* WORK REQUIRED: Reproduce the line that contains "Output a JSON" and every line after it through the end of the records, exactly, with nothing added.

----

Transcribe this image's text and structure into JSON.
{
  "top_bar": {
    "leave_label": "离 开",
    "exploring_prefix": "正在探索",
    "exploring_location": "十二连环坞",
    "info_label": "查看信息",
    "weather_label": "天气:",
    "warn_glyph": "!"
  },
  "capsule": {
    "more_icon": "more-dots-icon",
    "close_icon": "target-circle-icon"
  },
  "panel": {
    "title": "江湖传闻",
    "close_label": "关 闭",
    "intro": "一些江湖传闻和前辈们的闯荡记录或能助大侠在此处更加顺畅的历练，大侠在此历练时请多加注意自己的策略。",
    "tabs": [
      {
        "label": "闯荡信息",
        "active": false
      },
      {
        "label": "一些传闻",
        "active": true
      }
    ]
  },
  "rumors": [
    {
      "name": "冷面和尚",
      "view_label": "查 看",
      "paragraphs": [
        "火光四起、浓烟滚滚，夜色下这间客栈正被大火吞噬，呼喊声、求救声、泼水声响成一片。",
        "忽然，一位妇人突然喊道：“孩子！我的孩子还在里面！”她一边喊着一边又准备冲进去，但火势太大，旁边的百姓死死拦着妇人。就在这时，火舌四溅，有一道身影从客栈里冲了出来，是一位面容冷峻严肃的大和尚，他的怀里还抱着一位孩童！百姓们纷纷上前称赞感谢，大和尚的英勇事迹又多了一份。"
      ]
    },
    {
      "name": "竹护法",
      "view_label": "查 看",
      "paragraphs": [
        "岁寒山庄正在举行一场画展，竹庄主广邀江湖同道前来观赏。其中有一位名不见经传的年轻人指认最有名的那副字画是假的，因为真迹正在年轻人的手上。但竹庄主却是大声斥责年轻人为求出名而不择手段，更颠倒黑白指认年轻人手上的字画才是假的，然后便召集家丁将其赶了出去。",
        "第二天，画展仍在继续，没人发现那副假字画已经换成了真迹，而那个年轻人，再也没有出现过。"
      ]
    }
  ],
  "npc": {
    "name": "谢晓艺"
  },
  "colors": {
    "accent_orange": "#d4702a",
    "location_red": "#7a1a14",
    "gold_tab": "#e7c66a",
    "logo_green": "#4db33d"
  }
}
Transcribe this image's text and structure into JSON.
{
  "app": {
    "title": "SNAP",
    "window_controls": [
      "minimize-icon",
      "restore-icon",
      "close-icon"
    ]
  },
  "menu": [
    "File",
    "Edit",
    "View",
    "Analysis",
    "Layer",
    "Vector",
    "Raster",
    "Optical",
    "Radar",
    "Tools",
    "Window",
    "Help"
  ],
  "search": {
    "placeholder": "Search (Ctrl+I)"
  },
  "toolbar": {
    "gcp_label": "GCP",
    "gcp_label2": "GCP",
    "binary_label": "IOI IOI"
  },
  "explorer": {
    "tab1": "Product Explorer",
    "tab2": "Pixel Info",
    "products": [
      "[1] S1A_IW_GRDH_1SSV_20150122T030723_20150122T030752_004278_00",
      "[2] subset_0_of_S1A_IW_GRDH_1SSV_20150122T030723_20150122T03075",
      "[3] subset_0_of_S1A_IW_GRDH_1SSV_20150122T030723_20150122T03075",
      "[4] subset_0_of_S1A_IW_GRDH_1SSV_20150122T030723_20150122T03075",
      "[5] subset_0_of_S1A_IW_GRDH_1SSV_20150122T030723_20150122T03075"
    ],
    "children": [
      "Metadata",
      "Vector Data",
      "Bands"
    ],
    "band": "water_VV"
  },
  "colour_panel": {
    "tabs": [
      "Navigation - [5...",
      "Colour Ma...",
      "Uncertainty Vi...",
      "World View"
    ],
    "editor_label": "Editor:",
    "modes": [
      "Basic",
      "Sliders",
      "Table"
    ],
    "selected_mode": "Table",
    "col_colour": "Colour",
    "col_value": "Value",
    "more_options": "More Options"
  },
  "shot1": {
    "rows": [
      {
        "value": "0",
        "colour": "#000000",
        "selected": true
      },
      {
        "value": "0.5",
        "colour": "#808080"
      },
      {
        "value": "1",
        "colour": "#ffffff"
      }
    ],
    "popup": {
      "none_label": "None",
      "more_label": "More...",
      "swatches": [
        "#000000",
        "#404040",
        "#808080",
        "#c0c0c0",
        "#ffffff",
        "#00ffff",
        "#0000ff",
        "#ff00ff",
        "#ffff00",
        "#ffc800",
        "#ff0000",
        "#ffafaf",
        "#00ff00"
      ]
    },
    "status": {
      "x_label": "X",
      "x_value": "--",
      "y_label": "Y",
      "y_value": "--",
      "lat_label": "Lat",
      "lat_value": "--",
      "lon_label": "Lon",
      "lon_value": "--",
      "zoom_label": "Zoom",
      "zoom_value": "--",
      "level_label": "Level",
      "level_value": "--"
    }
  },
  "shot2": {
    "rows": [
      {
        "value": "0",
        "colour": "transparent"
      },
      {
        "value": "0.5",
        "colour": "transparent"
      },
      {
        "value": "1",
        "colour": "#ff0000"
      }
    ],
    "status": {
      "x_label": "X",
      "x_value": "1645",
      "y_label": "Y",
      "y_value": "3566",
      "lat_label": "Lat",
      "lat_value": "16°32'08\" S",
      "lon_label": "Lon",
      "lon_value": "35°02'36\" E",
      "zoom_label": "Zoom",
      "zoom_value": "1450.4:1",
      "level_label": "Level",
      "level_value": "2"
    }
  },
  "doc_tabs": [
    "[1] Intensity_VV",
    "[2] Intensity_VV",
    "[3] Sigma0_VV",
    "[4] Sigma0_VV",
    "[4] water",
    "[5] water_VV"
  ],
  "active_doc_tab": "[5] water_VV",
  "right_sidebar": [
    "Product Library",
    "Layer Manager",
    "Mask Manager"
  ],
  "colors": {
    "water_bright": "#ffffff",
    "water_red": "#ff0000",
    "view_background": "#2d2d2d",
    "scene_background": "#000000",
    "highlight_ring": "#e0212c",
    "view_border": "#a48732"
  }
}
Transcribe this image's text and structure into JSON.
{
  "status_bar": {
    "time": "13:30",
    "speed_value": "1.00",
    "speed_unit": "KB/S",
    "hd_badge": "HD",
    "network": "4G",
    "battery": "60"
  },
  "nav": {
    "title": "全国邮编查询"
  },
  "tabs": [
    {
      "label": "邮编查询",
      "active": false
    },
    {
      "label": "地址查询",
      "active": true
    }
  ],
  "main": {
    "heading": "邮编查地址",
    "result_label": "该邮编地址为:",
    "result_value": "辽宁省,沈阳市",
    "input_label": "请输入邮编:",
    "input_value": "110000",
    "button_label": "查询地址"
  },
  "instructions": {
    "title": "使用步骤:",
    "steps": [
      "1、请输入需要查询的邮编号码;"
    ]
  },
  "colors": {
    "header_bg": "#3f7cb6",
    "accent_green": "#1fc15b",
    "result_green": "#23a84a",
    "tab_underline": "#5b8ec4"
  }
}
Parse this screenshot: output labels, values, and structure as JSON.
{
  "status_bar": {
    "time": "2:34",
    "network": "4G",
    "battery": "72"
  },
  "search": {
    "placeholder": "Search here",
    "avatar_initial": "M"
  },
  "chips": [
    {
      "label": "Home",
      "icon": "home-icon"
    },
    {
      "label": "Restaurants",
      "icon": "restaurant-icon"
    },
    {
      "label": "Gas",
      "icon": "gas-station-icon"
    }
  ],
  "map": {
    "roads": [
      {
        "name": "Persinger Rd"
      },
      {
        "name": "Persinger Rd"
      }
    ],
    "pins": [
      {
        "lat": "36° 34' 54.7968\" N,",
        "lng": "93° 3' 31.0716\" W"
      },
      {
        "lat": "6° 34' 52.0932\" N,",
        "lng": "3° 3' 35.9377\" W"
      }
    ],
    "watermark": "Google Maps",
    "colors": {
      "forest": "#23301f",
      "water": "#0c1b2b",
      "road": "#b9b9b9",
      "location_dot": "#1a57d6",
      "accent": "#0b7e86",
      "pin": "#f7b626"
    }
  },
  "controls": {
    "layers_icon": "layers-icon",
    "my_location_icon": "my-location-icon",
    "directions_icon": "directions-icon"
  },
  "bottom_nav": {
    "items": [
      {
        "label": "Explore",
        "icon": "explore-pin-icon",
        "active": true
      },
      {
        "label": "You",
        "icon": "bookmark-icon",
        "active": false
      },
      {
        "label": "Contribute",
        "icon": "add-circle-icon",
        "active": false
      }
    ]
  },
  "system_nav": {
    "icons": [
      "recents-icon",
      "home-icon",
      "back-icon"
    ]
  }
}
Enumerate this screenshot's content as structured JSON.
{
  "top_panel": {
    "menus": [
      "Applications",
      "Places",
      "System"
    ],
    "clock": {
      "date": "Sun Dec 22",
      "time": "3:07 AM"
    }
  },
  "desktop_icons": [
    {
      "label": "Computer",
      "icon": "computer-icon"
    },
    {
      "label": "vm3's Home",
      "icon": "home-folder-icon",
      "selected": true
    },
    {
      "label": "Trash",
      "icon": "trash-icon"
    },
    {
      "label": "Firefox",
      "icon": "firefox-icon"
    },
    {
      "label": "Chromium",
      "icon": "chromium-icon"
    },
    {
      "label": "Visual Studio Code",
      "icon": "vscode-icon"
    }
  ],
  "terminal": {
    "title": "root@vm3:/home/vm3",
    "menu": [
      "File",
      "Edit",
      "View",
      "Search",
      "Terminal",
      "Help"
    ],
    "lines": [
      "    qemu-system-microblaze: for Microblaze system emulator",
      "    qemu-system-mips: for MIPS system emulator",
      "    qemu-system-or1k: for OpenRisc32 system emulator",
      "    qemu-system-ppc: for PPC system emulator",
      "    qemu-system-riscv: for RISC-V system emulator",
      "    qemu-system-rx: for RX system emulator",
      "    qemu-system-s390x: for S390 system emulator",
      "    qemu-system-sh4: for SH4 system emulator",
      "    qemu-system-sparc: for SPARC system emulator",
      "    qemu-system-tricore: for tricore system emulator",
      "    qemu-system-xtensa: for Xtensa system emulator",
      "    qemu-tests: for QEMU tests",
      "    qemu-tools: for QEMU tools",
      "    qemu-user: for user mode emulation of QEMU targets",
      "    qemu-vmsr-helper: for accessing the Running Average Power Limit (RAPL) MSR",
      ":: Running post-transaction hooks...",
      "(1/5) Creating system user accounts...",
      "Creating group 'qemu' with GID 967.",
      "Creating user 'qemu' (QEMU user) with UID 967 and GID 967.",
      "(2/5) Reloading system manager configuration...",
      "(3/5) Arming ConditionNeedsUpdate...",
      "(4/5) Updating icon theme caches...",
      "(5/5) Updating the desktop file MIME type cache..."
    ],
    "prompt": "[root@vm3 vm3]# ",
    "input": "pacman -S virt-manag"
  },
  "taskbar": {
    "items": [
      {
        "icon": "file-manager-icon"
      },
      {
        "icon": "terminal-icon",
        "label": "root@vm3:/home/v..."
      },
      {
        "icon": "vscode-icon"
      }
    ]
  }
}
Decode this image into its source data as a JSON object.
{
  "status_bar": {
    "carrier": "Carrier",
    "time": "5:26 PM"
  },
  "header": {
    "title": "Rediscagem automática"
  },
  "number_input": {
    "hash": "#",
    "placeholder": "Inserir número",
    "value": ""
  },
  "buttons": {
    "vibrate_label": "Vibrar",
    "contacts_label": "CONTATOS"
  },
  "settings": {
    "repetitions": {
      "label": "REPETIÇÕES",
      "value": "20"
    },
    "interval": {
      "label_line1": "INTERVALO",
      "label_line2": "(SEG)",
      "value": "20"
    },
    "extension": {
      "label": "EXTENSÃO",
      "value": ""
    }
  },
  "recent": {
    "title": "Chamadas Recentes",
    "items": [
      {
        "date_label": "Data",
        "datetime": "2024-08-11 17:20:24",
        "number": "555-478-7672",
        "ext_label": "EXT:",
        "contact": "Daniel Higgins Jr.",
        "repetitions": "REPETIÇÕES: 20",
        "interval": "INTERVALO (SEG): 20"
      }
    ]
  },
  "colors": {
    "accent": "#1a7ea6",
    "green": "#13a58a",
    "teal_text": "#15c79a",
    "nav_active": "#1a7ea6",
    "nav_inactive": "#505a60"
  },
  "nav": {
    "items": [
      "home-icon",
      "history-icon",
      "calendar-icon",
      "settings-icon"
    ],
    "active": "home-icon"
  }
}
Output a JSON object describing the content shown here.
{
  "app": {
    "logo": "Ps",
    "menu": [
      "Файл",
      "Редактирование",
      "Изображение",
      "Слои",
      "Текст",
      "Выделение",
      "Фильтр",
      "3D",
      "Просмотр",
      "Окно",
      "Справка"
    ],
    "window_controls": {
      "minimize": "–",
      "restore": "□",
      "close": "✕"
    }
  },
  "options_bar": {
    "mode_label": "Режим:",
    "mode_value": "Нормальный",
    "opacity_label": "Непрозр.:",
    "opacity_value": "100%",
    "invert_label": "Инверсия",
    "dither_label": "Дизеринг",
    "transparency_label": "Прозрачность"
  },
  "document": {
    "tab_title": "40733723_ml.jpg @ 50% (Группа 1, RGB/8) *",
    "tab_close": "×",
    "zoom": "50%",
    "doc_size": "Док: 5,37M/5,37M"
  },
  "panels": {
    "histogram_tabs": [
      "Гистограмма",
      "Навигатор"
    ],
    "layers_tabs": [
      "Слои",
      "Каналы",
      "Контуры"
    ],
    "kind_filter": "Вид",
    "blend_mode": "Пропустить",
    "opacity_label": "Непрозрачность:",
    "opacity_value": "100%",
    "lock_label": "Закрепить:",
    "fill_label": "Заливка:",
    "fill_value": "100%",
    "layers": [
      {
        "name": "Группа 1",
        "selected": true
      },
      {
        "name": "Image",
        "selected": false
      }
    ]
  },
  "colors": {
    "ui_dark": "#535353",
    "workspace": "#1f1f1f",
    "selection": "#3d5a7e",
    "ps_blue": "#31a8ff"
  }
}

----

* RESULT:
Output a JSON object describing the content shown here.
{
  "app": {
    "logo": "Ps",
    "menu": [
      "Файл",
      "Редактирование",
      "Изображение",
      "Слои",
      "Текст",
      "Выделение",
      "Фильтр",
      "3D",
      "Просмотр",
      "Окно",
      "Справка"
    ],
    "window_controls": {
      "minimize": "–",
      "restore": "□",
      "close": "✕"
    }
  },
  "options_bar": {
    "mode_label": "Режим:",
    "mode_value": "Нормальный",
    "opacity_label": "Непрозр.:",
    "opacity_value": "100%",
    "invert_label": "Инверсия",
    "dither_label": "Дизеринг",
    "transparency_label": "Прозрачность"
  },
  "document": {
    "tab_title": "40733723_ml.jpg @ 50% (Группа 1, RGB/8) *",
    "tab_close": "×",
    "zoom": "50%",
    "doc_size": "Док: 5,37M/5,37M"
  },
  "panels": {
    "histogram_tabs": [
      "Гистограмма",
      "Навигатор"
    ],
    "layers_tabs": [
      "Слои",
      "Каналы",
      "Контуры"
    ],
    "kind_filter": "Вид",
    "blend_mode": "Пропустить",
    "opacity_label": "Непрозрачность:",
    "opacity_value": "100%",
    "lock_label": "Закрепить:",
    "fill_label": "Заливка:",
    "fill_value": "100%",
    "layers": [
      {
        "name": "Группа 1",
        "selected": true
      },
      {
        "name": "Image",
        "selected": false
      }
    ]
  },
  "colors": {
    "ui_dark": "#535353",
    "workspace": "#1f1f1f",
    "selection": "#3d5a7e",
    "ps_blue": "#31a8ff"
  }
}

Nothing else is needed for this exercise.